TASK TO CARRY OUT
Scan the following material for the string "exacqVision" and copy each line in which it appears.
****************
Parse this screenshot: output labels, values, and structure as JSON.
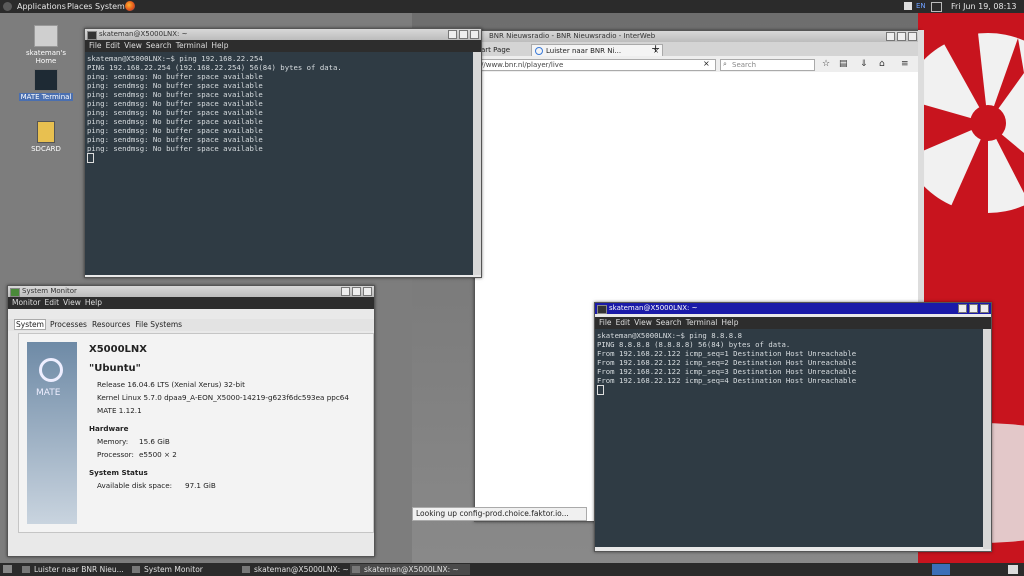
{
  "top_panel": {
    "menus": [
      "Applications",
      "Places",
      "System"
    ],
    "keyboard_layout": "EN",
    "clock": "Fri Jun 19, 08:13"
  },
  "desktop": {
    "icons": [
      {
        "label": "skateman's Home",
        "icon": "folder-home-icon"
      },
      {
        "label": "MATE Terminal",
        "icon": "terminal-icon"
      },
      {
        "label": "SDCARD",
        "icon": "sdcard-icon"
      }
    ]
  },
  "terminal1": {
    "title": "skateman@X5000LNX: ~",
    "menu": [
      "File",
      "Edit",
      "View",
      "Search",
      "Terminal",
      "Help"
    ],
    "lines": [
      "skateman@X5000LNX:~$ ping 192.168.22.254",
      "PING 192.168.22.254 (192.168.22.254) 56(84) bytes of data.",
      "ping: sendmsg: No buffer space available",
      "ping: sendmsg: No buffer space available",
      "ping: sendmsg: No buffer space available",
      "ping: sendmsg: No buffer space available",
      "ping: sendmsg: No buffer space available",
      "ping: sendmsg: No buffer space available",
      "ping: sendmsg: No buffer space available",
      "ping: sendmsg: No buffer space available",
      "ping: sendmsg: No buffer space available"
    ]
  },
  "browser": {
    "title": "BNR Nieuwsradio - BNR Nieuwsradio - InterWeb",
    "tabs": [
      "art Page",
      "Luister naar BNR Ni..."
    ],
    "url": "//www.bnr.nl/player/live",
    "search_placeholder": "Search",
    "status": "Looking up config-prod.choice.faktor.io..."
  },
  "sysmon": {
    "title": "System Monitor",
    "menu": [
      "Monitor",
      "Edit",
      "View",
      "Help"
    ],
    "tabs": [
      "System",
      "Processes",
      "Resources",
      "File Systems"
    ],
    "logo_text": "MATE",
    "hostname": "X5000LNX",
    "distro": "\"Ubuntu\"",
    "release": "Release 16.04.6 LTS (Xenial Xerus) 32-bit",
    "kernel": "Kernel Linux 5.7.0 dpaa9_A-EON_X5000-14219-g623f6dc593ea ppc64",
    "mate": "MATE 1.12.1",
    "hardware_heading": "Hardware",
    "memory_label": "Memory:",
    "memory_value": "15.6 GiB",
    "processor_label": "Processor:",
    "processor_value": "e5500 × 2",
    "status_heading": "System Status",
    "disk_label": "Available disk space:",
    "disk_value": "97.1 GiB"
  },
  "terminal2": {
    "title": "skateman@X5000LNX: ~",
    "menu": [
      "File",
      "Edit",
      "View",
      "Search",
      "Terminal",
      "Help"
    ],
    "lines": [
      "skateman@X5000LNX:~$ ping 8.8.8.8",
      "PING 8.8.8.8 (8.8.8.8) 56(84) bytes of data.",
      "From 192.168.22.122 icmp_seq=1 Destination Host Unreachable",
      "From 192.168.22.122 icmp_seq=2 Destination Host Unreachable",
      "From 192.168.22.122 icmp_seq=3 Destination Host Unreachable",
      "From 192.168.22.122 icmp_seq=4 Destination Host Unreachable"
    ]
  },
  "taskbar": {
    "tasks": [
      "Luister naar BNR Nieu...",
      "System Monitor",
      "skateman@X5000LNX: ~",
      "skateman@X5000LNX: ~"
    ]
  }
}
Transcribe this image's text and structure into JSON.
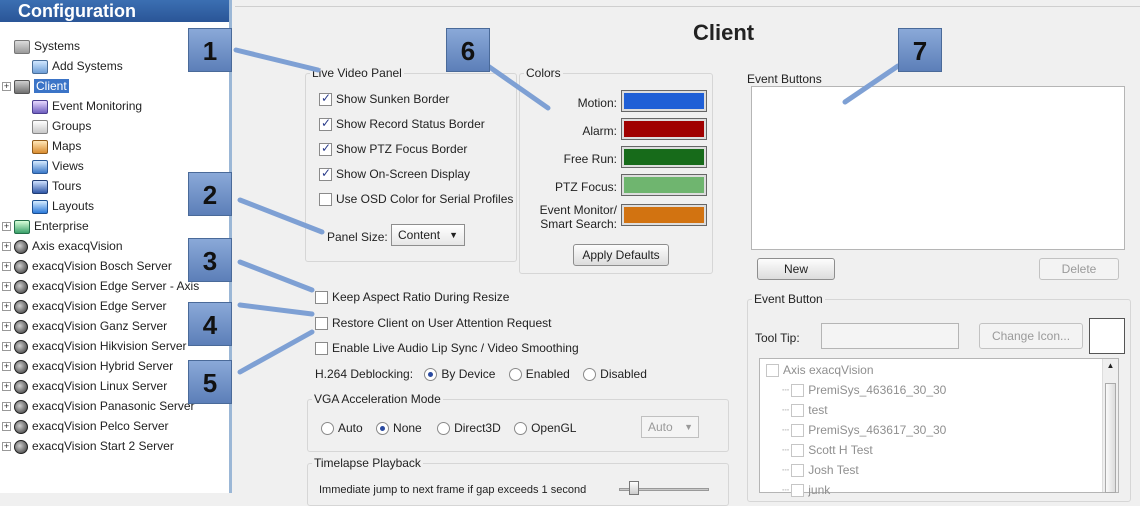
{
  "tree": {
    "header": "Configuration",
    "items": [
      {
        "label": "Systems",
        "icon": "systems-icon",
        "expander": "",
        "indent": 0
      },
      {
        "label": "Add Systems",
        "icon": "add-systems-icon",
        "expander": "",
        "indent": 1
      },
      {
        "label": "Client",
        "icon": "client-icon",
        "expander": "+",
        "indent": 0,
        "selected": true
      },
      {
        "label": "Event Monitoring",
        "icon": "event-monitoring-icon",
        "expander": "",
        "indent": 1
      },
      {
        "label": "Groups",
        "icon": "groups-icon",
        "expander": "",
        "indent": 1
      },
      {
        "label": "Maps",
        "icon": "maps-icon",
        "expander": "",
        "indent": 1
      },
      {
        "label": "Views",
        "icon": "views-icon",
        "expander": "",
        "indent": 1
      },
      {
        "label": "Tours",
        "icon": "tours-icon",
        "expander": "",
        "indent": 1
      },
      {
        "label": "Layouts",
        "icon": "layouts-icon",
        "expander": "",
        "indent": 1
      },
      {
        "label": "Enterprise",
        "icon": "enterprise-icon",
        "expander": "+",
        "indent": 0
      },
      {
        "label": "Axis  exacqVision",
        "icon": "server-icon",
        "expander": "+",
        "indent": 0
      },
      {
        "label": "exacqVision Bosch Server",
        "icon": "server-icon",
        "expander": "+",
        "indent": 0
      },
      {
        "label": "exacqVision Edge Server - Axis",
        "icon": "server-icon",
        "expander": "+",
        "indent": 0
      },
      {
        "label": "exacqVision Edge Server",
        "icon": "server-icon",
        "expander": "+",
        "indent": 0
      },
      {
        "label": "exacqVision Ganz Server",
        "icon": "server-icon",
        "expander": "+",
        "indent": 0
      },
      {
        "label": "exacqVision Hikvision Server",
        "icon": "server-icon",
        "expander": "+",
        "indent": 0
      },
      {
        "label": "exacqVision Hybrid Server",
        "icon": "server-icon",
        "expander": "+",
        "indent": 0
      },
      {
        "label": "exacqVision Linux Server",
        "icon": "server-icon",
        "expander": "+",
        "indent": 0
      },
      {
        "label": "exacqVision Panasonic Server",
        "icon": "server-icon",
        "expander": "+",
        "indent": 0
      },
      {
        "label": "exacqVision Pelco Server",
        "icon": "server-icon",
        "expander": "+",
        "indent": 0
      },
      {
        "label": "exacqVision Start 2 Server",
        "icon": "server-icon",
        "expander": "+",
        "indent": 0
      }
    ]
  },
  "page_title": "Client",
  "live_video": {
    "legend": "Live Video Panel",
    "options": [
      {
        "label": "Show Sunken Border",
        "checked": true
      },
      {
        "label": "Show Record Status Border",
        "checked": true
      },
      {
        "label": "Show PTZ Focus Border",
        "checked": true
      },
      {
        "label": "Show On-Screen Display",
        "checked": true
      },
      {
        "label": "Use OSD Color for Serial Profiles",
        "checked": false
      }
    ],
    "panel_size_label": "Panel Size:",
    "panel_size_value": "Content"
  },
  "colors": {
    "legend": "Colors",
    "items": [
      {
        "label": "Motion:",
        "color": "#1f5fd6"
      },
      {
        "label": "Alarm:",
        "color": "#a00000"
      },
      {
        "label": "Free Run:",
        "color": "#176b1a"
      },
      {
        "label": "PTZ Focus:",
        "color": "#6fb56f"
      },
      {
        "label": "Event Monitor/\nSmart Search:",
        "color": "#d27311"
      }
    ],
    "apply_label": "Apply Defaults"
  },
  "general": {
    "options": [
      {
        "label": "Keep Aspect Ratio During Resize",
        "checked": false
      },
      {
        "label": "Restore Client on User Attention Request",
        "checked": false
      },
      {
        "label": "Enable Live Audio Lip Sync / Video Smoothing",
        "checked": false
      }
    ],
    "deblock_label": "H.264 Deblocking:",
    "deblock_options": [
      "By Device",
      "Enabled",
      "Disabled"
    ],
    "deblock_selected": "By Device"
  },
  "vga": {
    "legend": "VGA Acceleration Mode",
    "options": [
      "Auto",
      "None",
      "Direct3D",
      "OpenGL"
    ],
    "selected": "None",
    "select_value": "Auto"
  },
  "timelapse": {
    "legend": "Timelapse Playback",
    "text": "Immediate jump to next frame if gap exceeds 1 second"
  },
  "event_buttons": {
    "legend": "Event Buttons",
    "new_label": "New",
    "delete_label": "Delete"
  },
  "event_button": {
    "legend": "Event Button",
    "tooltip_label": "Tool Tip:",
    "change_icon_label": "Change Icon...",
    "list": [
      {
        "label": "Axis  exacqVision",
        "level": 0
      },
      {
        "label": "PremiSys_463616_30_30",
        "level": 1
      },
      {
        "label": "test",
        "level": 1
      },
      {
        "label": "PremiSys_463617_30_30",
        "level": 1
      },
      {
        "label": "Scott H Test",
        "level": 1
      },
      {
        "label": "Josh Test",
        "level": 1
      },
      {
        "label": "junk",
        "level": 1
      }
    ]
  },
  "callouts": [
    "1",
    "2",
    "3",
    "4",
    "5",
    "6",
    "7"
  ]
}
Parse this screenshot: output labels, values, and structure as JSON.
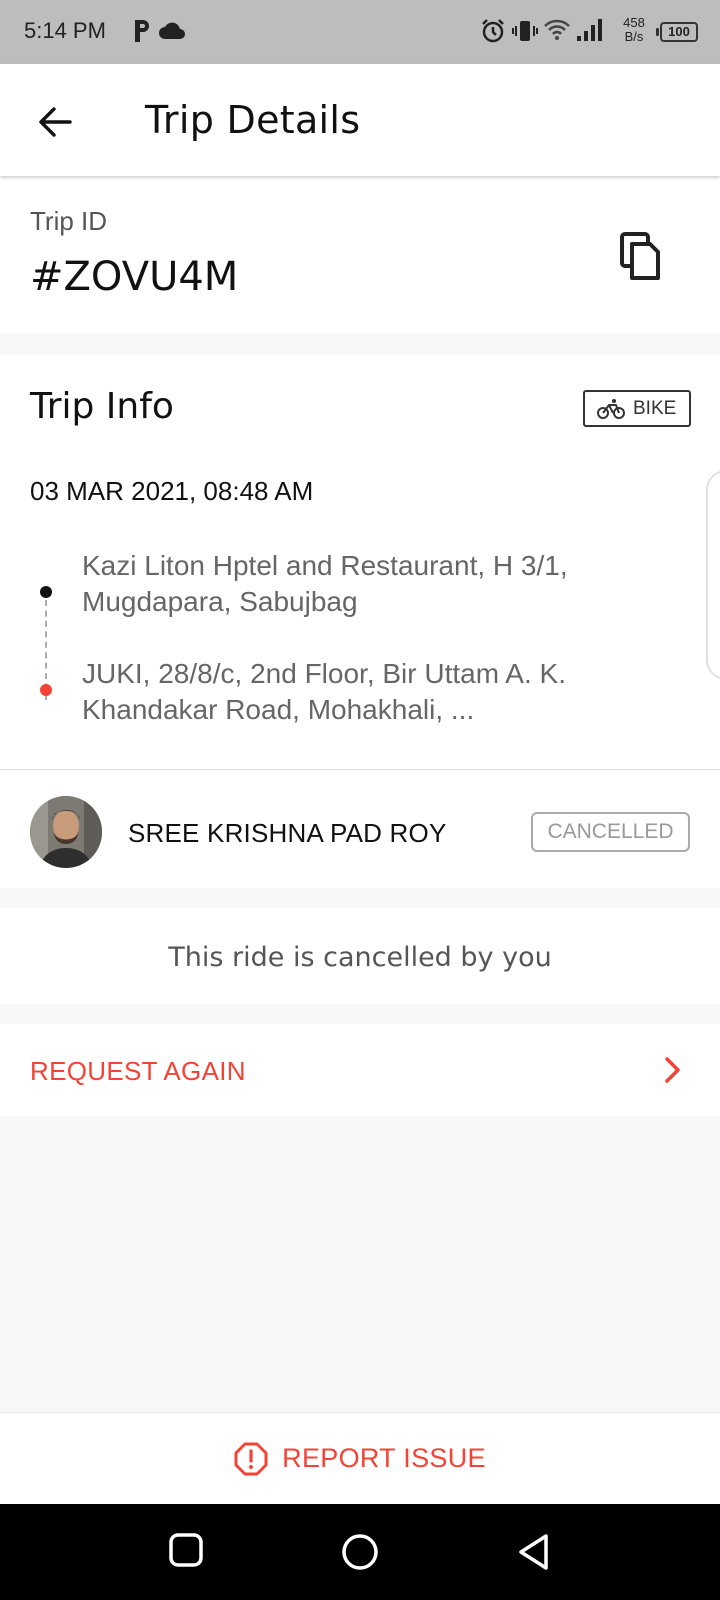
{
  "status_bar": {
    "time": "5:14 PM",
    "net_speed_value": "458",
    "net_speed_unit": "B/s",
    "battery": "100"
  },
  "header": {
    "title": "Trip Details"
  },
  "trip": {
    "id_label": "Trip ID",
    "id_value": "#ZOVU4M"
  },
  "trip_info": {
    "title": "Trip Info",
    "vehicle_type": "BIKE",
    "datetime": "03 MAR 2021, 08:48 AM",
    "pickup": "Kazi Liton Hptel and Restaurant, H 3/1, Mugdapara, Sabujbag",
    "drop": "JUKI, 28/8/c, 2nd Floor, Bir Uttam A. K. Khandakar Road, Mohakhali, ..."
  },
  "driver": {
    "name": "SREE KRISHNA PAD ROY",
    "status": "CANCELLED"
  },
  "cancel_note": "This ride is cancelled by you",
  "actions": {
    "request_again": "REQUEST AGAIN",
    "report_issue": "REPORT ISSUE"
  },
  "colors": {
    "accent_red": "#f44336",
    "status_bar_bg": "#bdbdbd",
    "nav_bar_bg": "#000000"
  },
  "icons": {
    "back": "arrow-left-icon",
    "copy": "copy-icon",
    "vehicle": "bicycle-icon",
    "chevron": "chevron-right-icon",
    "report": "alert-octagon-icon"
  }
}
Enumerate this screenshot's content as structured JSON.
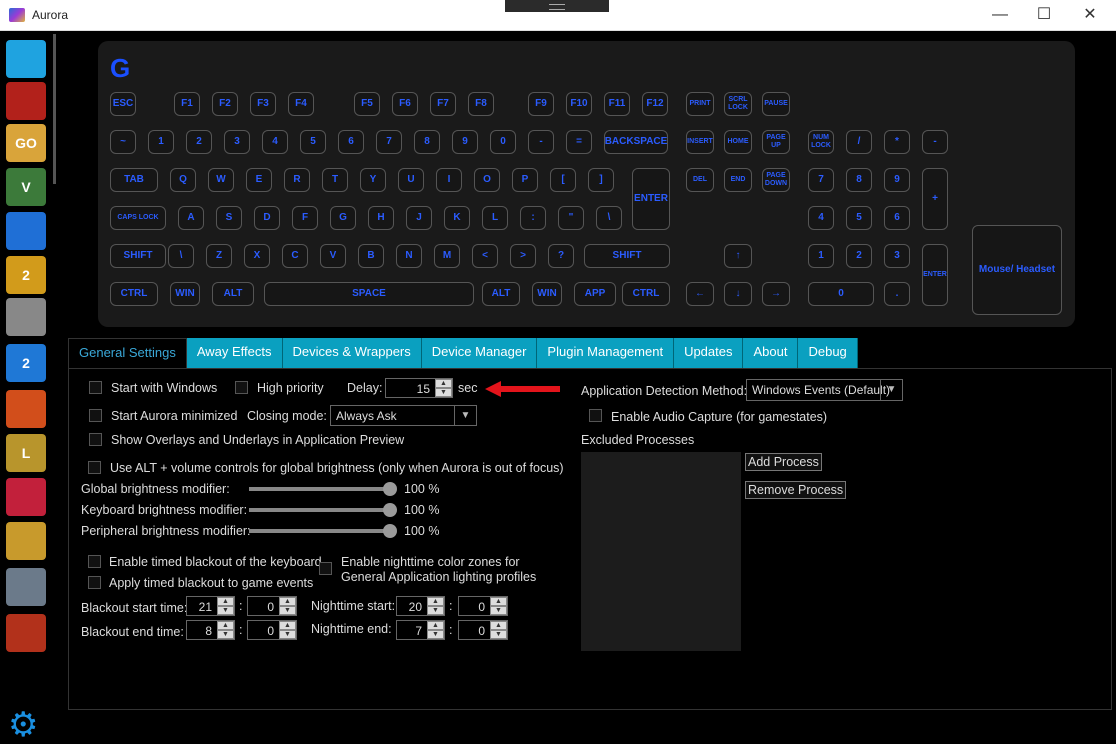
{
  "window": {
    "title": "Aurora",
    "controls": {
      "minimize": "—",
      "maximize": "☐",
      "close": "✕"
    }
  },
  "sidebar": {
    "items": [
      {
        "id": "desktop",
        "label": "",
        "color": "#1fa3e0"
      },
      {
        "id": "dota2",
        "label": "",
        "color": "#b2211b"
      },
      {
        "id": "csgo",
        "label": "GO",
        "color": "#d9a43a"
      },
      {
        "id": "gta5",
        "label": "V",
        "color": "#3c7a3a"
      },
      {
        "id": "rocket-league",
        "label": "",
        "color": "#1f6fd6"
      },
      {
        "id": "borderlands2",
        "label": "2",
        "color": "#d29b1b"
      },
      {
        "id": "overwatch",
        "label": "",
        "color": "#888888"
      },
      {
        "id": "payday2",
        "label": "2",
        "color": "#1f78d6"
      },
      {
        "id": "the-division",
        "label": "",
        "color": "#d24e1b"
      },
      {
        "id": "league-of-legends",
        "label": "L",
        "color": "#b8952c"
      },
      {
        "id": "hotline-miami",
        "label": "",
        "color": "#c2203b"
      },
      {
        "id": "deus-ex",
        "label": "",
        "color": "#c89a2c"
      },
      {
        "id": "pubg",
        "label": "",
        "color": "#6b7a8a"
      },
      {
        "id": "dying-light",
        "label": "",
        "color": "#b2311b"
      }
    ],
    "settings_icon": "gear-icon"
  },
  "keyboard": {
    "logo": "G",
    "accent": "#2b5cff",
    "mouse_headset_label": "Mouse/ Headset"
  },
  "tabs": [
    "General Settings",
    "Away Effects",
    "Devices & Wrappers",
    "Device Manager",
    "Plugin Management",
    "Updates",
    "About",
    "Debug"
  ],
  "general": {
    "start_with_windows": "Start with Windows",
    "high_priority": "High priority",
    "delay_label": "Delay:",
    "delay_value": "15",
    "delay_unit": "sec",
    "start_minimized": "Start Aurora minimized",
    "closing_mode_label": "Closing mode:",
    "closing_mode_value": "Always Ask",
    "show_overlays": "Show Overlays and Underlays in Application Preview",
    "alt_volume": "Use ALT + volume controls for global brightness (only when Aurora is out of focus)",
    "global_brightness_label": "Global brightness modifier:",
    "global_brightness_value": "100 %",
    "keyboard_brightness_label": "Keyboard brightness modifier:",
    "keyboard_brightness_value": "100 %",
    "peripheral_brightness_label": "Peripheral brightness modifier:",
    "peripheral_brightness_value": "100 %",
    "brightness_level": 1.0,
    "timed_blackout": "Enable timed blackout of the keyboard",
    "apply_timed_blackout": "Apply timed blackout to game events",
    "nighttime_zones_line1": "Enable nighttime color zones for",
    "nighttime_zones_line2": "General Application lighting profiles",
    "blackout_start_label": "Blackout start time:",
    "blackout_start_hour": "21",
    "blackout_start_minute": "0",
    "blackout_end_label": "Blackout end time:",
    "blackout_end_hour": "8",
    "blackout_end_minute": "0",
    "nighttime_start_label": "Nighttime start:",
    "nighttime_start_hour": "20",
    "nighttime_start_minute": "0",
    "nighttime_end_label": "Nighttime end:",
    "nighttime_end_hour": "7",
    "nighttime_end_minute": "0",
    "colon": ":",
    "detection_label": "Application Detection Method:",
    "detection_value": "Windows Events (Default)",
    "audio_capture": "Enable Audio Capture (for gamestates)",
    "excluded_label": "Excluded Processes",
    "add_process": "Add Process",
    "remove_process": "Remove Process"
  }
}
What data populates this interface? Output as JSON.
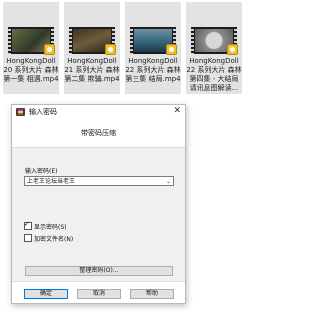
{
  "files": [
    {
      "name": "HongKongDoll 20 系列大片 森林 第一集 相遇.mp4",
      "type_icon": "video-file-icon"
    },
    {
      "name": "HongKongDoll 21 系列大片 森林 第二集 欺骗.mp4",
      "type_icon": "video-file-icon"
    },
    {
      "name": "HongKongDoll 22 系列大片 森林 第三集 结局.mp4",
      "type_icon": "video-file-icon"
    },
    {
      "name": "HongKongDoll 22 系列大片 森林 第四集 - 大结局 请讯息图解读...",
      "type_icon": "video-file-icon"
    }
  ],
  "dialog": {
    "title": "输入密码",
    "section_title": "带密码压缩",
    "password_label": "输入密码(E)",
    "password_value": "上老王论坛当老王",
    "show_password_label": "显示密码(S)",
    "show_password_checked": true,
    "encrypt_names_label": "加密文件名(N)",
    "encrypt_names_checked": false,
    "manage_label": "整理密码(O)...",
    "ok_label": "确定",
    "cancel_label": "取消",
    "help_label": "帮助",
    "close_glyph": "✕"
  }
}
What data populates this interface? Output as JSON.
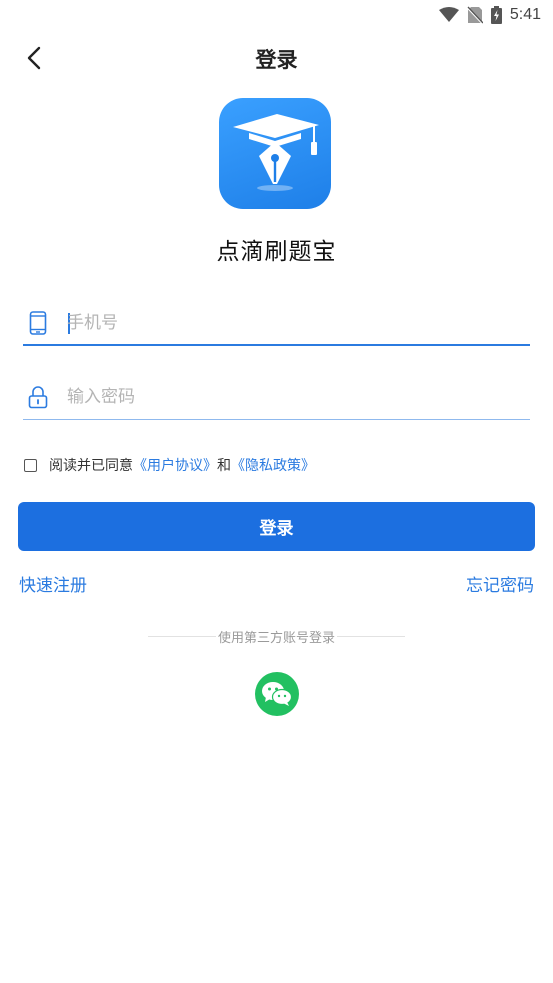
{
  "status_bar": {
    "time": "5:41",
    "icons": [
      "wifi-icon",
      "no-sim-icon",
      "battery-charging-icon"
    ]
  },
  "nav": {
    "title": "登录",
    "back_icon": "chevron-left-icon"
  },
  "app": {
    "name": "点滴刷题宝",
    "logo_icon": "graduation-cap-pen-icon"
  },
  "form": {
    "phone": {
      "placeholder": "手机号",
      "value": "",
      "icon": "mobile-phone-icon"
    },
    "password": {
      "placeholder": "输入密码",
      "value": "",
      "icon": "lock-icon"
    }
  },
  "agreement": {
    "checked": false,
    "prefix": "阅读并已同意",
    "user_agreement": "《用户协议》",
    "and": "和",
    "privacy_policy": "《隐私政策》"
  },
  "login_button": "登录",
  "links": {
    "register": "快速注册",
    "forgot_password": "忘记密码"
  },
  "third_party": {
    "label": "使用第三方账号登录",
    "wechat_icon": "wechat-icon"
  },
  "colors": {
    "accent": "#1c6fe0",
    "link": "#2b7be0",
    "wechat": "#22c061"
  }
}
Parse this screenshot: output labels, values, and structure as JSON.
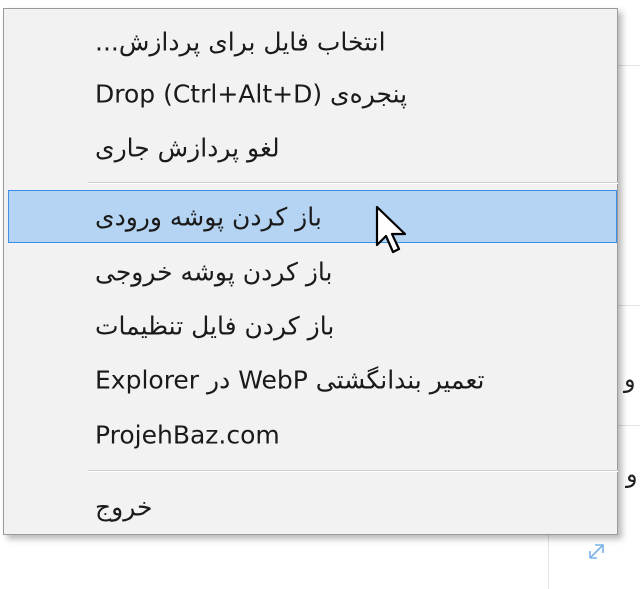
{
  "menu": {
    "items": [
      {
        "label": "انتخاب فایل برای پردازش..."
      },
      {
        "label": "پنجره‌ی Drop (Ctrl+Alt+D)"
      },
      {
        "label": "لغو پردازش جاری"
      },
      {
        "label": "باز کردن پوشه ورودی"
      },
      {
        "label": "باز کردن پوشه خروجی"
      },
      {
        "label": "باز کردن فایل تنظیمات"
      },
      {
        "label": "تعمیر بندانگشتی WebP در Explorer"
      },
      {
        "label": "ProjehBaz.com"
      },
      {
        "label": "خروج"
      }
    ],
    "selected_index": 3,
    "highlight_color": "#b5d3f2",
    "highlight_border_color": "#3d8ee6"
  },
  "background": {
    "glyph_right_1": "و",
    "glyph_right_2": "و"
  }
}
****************
REPLY
        "label": "Axis  exacqVision",
        "label": "exacqVision Bosch Server",
        "label": "exacqVision Edge Server - Axis",
        "label": "exacqVision Edge Server",
        "label": "exacqVision Ganz Server",
        "label": "exacqVision Hikvision Server",
        "label": "exacqVision Hybrid Server",
        "label": "exacqVision Linux Server",
        "label": "exacqVision Panasonic Server",
        "label": "exacqVision Pelco Server",
        "label": "exacqVision Start 2 Server",
        "label": "Axis  exacqVision",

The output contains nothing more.